*Your objective:* The answer is a number and only a number: how many lines of the data include the string "JSON"?

*Excerpted records:*
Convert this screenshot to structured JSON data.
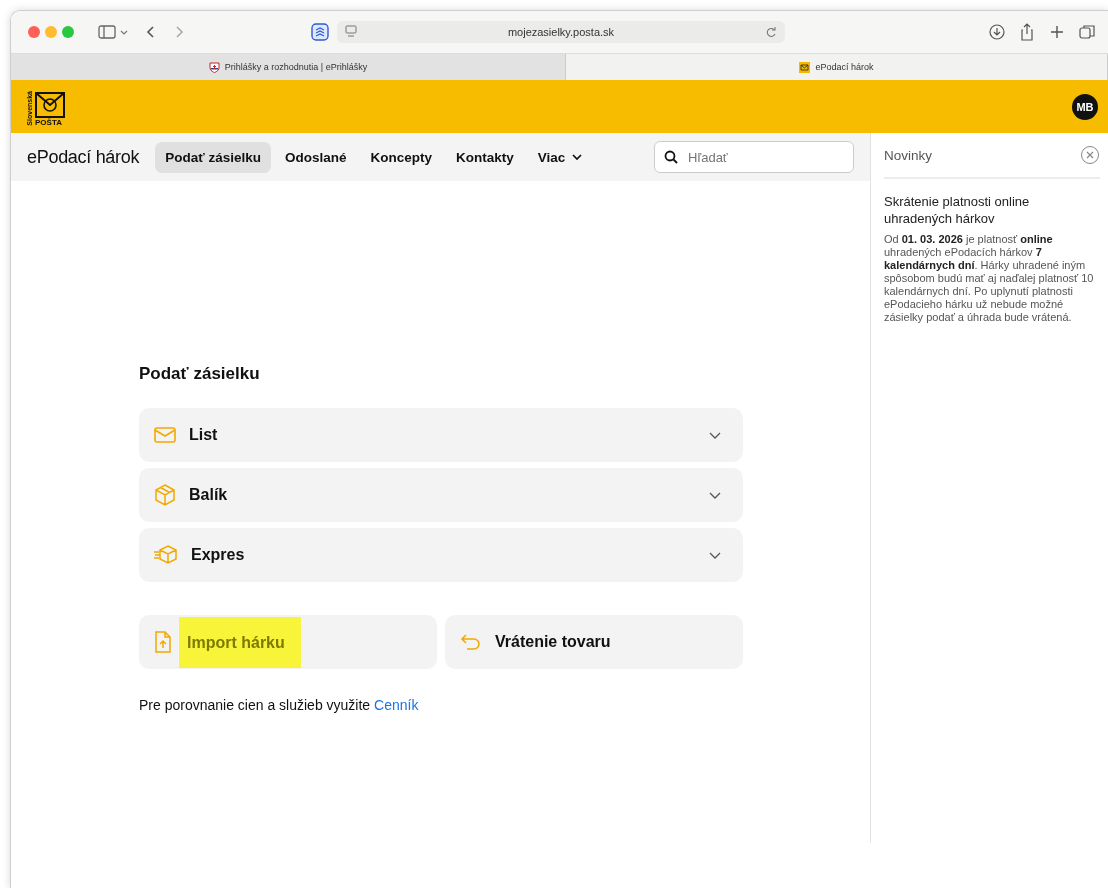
{
  "browser": {
    "address": "mojezasielky.posta.sk",
    "tabs": [
      {
        "title": "Prihlášky a rozhodnutia | ePrihlášky",
        "selected": false,
        "kind": "flag"
      },
      {
        "title": "ePodací hárok",
        "selected": true,
        "kind": "post"
      }
    ]
  },
  "header": {
    "logo_small": "Slovenská",
    "logo_word": "POŠTA",
    "avatar": "MB"
  },
  "nav": {
    "brand": "ePodací hárok",
    "items": [
      {
        "label": "Podať zásielku",
        "selected": true,
        "kind": "link"
      },
      {
        "label": "Odoslané",
        "selected": false,
        "kind": "link"
      },
      {
        "label": "Koncepty",
        "selected": false,
        "kind": "link"
      },
      {
        "label": "Kontakty",
        "selected": false,
        "kind": "link"
      },
      {
        "label": "Viac",
        "selected": false,
        "kind": "dropdown"
      }
    ],
    "search": {
      "placeholder": "Hľadať"
    }
  },
  "main": {
    "title": "Podať zásielku",
    "categories": [
      {
        "label": "List",
        "expanded": false,
        "kind": "letter"
      },
      {
        "label": "Balík",
        "expanded": false,
        "kind": "parcel"
      },
      {
        "label": "Expres",
        "expanded": false,
        "kind": "express"
      }
    ],
    "actions": [
      {
        "label": "Import hárku",
        "highlighted": true,
        "kind": "import"
      },
      {
        "label": "Vrátenie tovaru",
        "highlighted": false,
        "kind": "return"
      }
    ],
    "footer": {
      "text": "Pre porovnanie cien a služieb využite",
      "link": "Cenník"
    }
  },
  "news": {
    "title": "Novinky",
    "items": [
      {
        "heading": "Skrátenie platnosti online uhradených hárkov",
        "body": "Od **01. 03. 2026** je platnosť **online** uhradených ePodacích hárkov **7 kalendárnych dní**. Hárky uhradené iným spôsobom budú mať aj naďalej platnosť 10 kalendárnych dní. Po uplynutí platnosti ePodacieho hárku už nebude možné zásielky podať a úhrada bude vrátená."
      }
    ]
  }
}
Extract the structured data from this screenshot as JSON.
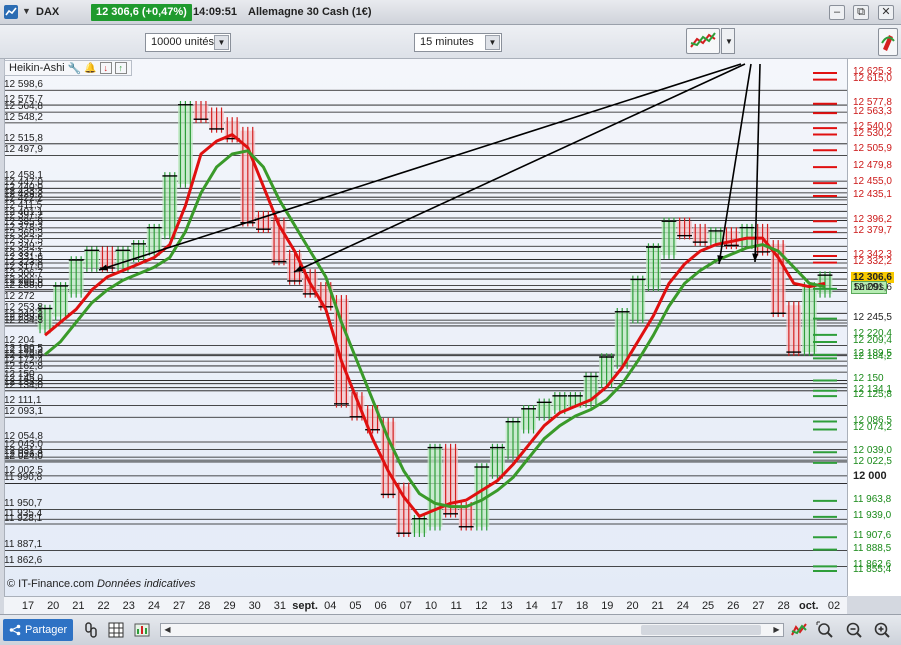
{
  "title_bar": {
    "symbol": "DAX",
    "price_change": "12 306,6 (+0,47%)",
    "time": "14:09:51",
    "instrument": "Allemagne 30 Cash (1€)"
  },
  "toolbar": {
    "quantity": "10000 unités",
    "timeframe": "15 minutes"
  },
  "indicator": {
    "label": "Heikin-Ashi"
  },
  "colors": {
    "up_candle": "#2e9e3a",
    "down_candle": "#d42020",
    "ma_red": "#e01010",
    "ma_green": "#3a9a2a",
    "price_badge": "#f7c900",
    "countdown_badge": "#b6ecb2"
  },
  "left_price_labels": [
    "12 598,6",
    "12 575,7",
    "12 564,8",
    "12 548,2",
    "12 515,8",
    "12 497,9",
    "12 458,1",
    "12 447,0",
    "12 440,0",
    "12 433,3",
    "12 429,2",
    "12 422,2",
    "12 411,5",
    "12 401,1",
    "12 397,2",
    "12 385,9",
    "12 378,3",
    "12 369,3",
    "12 357,5",
    "12 349,2",
    "12 337,1",
    "12 331,6",
    "12 323,8",
    "12 317,0",
    "12 306,7",
    "12 296,6",
    "12 290,8",
    "12 288,0",
    "12 272",
    "12 253,8",
    "12 243,2",
    "12 238,8",
    "12 234,3",
    "12 204",
    "12 190,5",
    "12 188,3",
    "12 179,9",
    "12 172,4",
    "12 162,8",
    "12 150",
    "12 145,0",
    "12 138,8",
    "12 134,0",
    "12 111,1",
    "12 093,1",
    "12 054,8",
    "12 043,0",
    "12 031,4",
    "12 026,8",
    "12 024,0",
    "12 002,5",
    "11 990,8",
    "11 950,7",
    "11 935,4",
    "11 928,1",
    "11 887,1",
    "11 862,6"
  ],
  "right_price_labels": [
    "12 625,3",
    "12 615,0",
    "12 577,8",
    "12 563,3",
    "12 540,0",
    "12 530,2",
    "12 505,9",
    "12 479,8",
    "12 455,0",
    "12 435,1",
    "12 396,2",
    "12 379,7",
    "12 342,3",
    "12 332,2",
    "12 306,6",
    "5m09s",
    "12 291,6",
    "12 245,5",
    "12 220,4",
    "12 209,4",
    "12 189,5",
    "12 184,2",
    "12 150",
    "12 134,1",
    "12 125,8",
    "12 086,5",
    "12 074,2",
    "12 039,0",
    "12 022,5",
    "12 000",
    "11 963,8",
    "11 939,0",
    "11 907,6",
    "11 888,5",
    "11 862,6",
    "11 855,4"
  ],
  "copyright": {
    "source": "© IT-Finance.com",
    "note": "Données indicatives"
  },
  "x_axis_labels": [
    "17",
    "20",
    "21",
    "22",
    "23",
    "24",
    "27",
    "28",
    "29",
    "30",
    "31",
    "sept.",
    "04",
    "05",
    "06",
    "07",
    "10",
    "11",
    "12",
    "13",
    "14",
    "17",
    "18",
    "19",
    "20",
    "21",
    "24",
    "25",
    "26",
    "27",
    "28",
    "oct.",
    "02"
  ],
  "bottom": {
    "share_label": "Partager"
  },
  "chart_data": {
    "type": "candlestick",
    "style": "heikin-ashi",
    "title": "",
    "timeframe": "15 minutes",
    "current_price": 12306.6,
    "countdown": "5m09s",
    "x_range": [
      "17",
      "02"
    ],
    "y_range": [
      11855.4,
      12625.3
    ],
    "close_series": [
      12255,
      12290,
      12330,
      12345,
      12330,
      12345,
      12355,
      12380,
      12460,
      12570,
      12560,
      12545,
      12530,
      12400,
      12390,
      12340,
      12310,
      12290,
      12270,
      12120,
      12100,
      12080,
      11980,
      11920,
      11930,
      12040,
      11950,
      11930,
      12010,
      12040,
      12080,
      12100,
      12110,
      12120,
      12120,
      12150,
      12180,
      12250,
      12300,
      12350,
      12390,
      12380,
      12370,
      12375,
      12365,
      12380,
      12355,
      12260,
      12200,
      12290,
      12306.6
    ],
    "ma_red": [
      12220,
      12240,
      12260,
      12290,
      12310,
      12320,
      12330,
      12340,
      12360,
      12420,
      12500,
      12520,
      12530,
      12510,
      12450,
      12390,
      12350,
      12300,
      12260,
      12180,
      12120,
      12060,
      12010,
      11970,
      11940,
      11950,
      11960,
      11965,
      11980,
      11995,
      12020,
      12050,
      12080,
      12100,
      12110,
      12120,
      12140,
      12170,
      12210,
      12250,
      12300,
      12330,
      12350,
      12360,
      12365,
      12370,
      12370,
      12340,
      12300,
      12295,
      12300
    ],
    "ma_green": [
      12190,
      12210,
      12240,
      12270,
      12290,
      12305,
      12315,
      12325,
      12340,
      12380,
      12440,
      12480,
      12500,
      12505,
      12480,
      12430,
      12390,
      12350,
      12310,
      12240,
      12180,
      12120,
      12060,
      12010,
      11975,
      11960,
      11955,
      11955,
      11965,
      11980,
      12000,
      12030,
      12060,
      12080,
      12095,
      12105,
      12120,
      12145,
      12180,
      12220,
      12265,
      12300,
      12320,
      12335,
      12345,
      12355,
      12360,
      12350,
      12325,
      12300,
      12295
    ]
  }
}
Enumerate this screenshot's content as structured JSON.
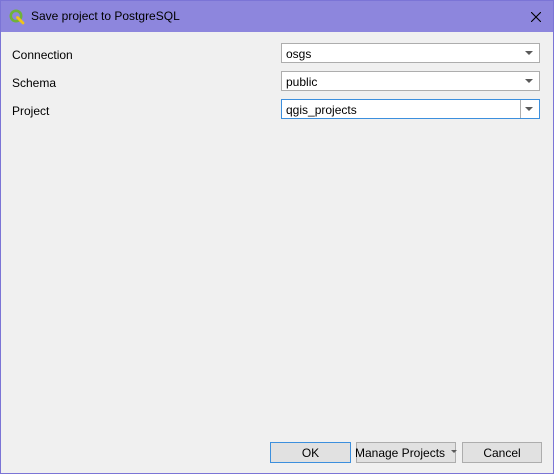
{
  "window": {
    "title": "Save project to PostgreSQL",
    "app_icon": "qgis-logo-icon",
    "close_icon": "close-icon"
  },
  "form": {
    "connection": {
      "label": "Connection",
      "value": "osgs"
    },
    "schema": {
      "label": "Schema",
      "value": "public"
    },
    "project": {
      "label": "Project",
      "value": "qgis_projects"
    }
  },
  "buttons": {
    "ok": "OK",
    "manage_projects": "Manage Projects",
    "cancel": "Cancel"
  },
  "colors": {
    "titlebar": "#8d86dd",
    "focus_border": "#3c8fdd",
    "qgis_green": "#6fb23a",
    "qgis_yellow": "#f0c419"
  }
}
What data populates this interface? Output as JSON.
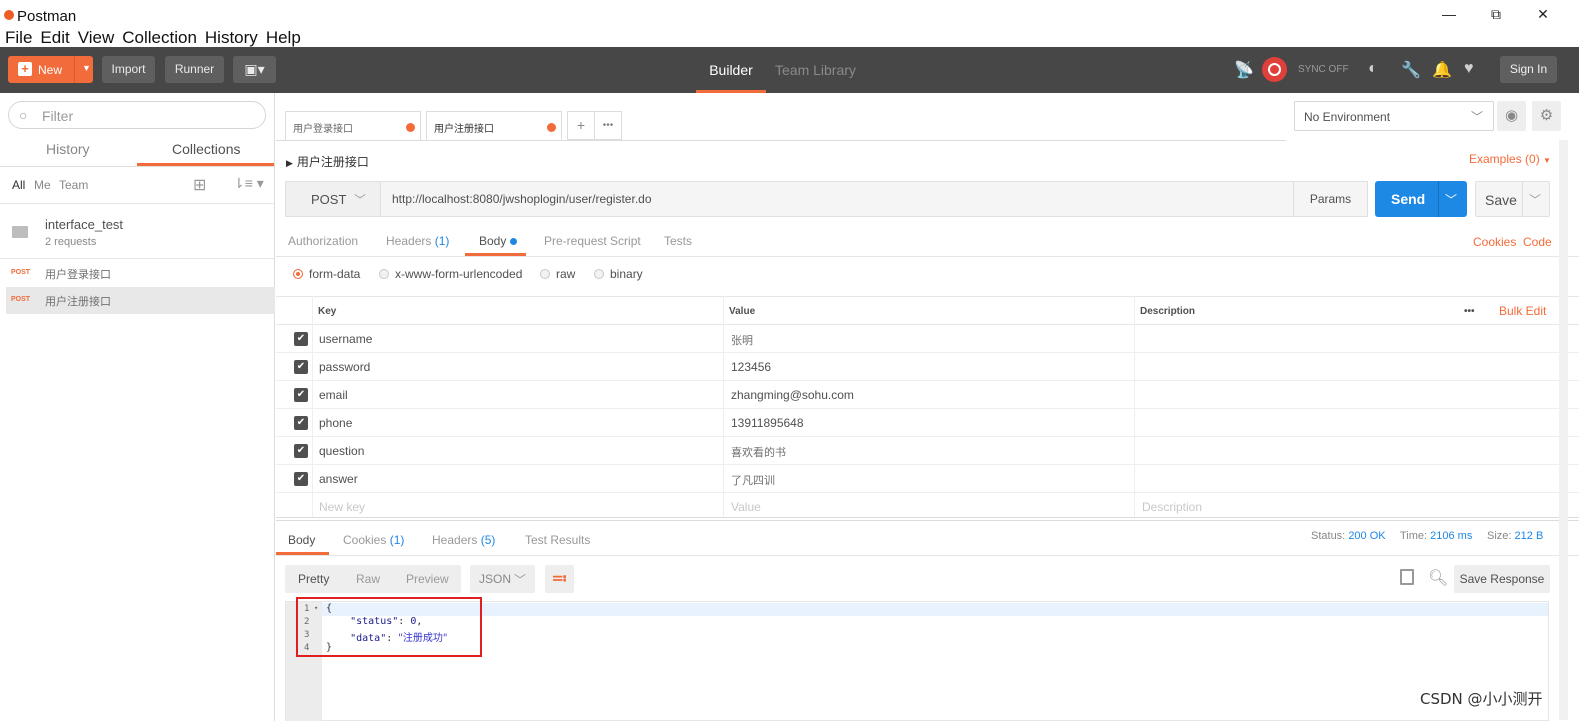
{
  "window": {
    "title": "Postman",
    "minimize": "—",
    "restore": "⧉",
    "close": "✕"
  },
  "menu": [
    "File",
    "Edit",
    "View",
    "Collection",
    "History",
    "Help"
  ],
  "header": {
    "new_label": "New",
    "import_label": "Import",
    "runner_label": "Runner",
    "builder_label": "Builder",
    "team_library_label": "Team Library",
    "sync_label": "SYNC OFF",
    "signin_label": "Sign In"
  },
  "sidebar": {
    "filter_placeholder": "Filter",
    "tabs": {
      "history": "History",
      "collections": "Collections"
    },
    "filters": {
      "all": "All",
      "me": "Me",
      "team": "Team"
    },
    "collection": {
      "name": "interface_test",
      "count": "2 requests"
    },
    "requests": [
      {
        "method": "POST",
        "name": "用户登录接口"
      },
      {
        "method": "POST",
        "name": "用户注册接口"
      }
    ]
  },
  "tabs": [
    {
      "label": "用户登录接口"
    },
    {
      "label": "用户注册接口"
    }
  ],
  "tab_actions": {
    "add": "+",
    "more": "•••"
  },
  "environment": {
    "selected": "No Environment"
  },
  "request": {
    "name": "用户注册接口",
    "examples": "Examples (0)",
    "method": "POST",
    "url": "http://localhost:8080/jwshoplogin/user/register.do",
    "params_label": "Params",
    "send_label": "Send",
    "save_label": "Save"
  },
  "request_tabs": {
    "authorization": "Authorization",
    "headers": "Headers",
    "headers_count": "(1)",
    "body": "Body",
    "pre_request": "Pre-request Script",
    "tests": "Tests",
    "cookies": "Cookies",
    "code": "Code"
  },
  "body_types": [
    "form-data",
    "x-www-form-urlencoded",
    "raw",
    "binary"
  ],
  "kv_table": {
    "headers": {
      "key": "Key",
      "value": "Value",
      "description": "Description"
    },
    "bulk_edit": "Bulk Edit",
    "more": "•••",
    "rows": [
      {
        "key": "username",
        "value": "张明"
      },
      {
        "key": "password",
        "value": "123456"
      },
      {
        "key": "email",
        "value": "zhangming@sohu.com"
      },
      {
        "key": "phone",
        "value": "13911895648"
      },
      {
        "key": "question",
        "value": "喜欢看的书"
      },
      {
        "key": "answer",
        "value": "了凡四训"
      }
    ],
    "placeholders": {
      "key": "New key",
      "value": "Value",
      "description": "Description"
    }
  },
  "response": {
    "tabs": {
      "body": "Body",
      "cookies": "Cookies",
      "cookies_count": "(1)",
      "headers": "Headers",
      "headers_count": "(5)",
      "test_results": "Test Results"
    },
    "status_label": "Status:",
    "status_value": "200 OK",
    "time_label": "Time:",
    "time_value": "2106 ms",
    "size_label": "Size:",
    "size_value": "212 B",
    "views": [
      "Pretty",
      "Raw",
      "Preview"
    ],
    "format": "JSON",
    "save_response": "Save Response",
    "lines": [
      "1",
      "2",
      "3",
      "4"
    ],
    "code": {
      "open": "{",
      "status_key": "\"status\"",
      "status_val": "0",
      "data_key": "\"data\"",
      "data_val": "\"注册成功\"",
      "close": "}"
    }
  },
  "watermark": "CSDN @小小测开",
  "colors": {
    "accent": "#f26b3a",
    "header": "#474747",
    "send": "#1e88e5",
    "highlight_box": "#e02020"
  }
}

*Solution:* 5